My favorite thing about New York is the people, because I think they're misunderstood. I don't think people realize how kind New York people are. The drivers are far more considerate, they're just very aggressive. But I think the people here, came here -- they say if you can make it here, you can make it anywhere, and it's true -- they came here because this is the Big Apple and ... they came here at the top of their game to bring what they had to the big pot. ... Every year you see a new crop of people thinking they got it coming into town. You see them. They come in in the fall and you can see it and it's amazing to walk down the street, you go, "New, new, new, new." You can spot 'em and they come in and they think, well, they got it, they don't, and it's exciting. It's exciting. It's a cycle of life and this is the place where it happens. It's sort of a crucible.
What's your favorite movie set in New York?
'Ghostbusters.' Sure, why not? I was in it. It was great. There's a scene where Dan Aykroyd and Ernie Hudson drive across the Brooklyn Bridge and they go, "Judgment day." And that's the coolest scene in any movie that ever took place in New York. It's just wonderful to watch. And then they pull away and you see this big town in the background and these guys are heading right into the heart of the monster. What I really love about New York is that the first time I came, I think I came from the airport, and when you drive [from John F. Kennedy International Airport], there's a massive graveyard that you see just before, and there's New York. And I always say to people, those are the people that didn't make it [laughs]. They just threw them over here and then buried them.

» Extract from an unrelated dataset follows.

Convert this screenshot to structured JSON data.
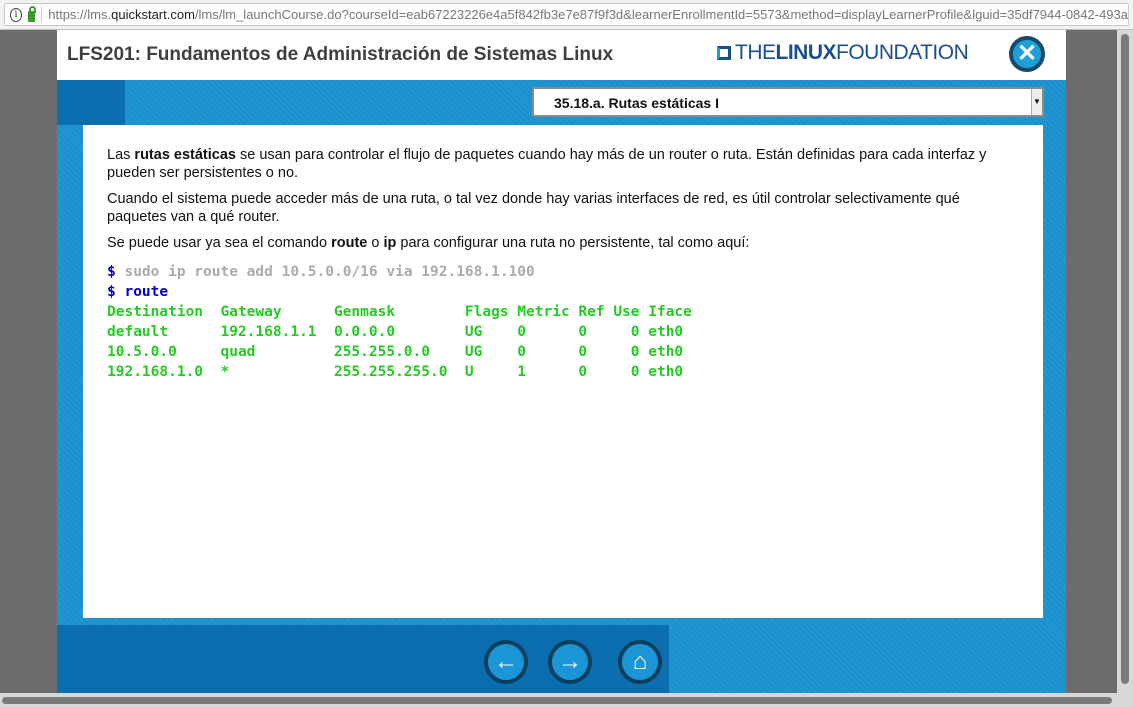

Kind of related to that ... 'Ghostbusters 3'? Is there a timeline on that?
No, it's ridiculous. That's an absolutely, that's just a horrible rumor. It's like illegitimate children in Antarctica, it's ridiculous ... Mind you, we only made two, and the first one was still the better one, so another one wouldn't seem to be any better. The studio wants to make it because they can recreate the franchise and put new Ghostbusters in it. That's what it's about. It's about remaking.
More info on 'Get Low' | Watch the 'Get Low' trailer | Get showtimes & tickets